Economic confidence among U.S. chief executive officers remained steady last quarter despite the tumultuous nature of the U.S. presidential election. U.S. CEO optimism was in lockstep with the global composite of chief executives, according to the latest YPO Global Pulse survey.
Despite the changes coming to Washington next year, U.S. business leaders remain upbeat about 2017 — nearly half of those surveyed expect the current economic climate to hold steady for at least the first half of the year and a third anticipate an improved environment.
The quarterly survey was conducted in early October, and it is unclear if the announcement by the FBI to review new emails related to Democratic candidate Hillary Clinton has put some chief executives on edge.
Small-business owners were the most bullish on the future economy, with 67 percent of respondents expecting increased revenue in the next 12 months versus their large firm counterparts, 55 percent of whom are expecting a boost in revenue.

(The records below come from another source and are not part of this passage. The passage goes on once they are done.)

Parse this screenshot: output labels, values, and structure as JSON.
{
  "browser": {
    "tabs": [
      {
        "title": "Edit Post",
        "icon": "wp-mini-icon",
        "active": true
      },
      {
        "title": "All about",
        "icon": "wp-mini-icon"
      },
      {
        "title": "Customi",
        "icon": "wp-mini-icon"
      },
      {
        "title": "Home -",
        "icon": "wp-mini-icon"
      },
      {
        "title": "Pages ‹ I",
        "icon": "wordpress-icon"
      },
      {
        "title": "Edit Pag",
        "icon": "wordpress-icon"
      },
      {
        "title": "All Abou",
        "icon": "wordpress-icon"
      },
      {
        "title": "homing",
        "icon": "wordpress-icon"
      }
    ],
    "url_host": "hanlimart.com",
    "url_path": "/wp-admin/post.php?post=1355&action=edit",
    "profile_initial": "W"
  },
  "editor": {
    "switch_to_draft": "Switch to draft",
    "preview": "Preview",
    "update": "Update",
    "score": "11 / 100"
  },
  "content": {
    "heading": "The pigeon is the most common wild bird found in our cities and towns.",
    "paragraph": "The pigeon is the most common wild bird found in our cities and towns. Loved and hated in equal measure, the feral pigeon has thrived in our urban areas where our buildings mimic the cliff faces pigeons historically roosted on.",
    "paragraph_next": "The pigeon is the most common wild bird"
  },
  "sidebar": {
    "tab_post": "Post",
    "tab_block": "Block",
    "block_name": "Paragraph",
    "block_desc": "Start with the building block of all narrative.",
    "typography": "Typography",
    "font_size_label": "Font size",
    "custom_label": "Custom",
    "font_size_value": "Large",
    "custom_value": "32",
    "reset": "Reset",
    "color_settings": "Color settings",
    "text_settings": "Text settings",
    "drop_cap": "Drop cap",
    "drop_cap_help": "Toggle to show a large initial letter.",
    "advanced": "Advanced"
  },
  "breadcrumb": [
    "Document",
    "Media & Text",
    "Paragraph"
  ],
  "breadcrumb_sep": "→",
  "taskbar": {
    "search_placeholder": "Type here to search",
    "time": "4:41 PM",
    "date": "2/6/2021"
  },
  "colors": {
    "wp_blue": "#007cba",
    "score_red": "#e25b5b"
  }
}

"Despite uncertainty due to the U.S. presidential campaign, it's encouraging that business leaders remain optimistic about prospects for growth," said Steve Grubbs, founder of Victory Enterprises and regional communications officer for YPO's Central U.S. Region.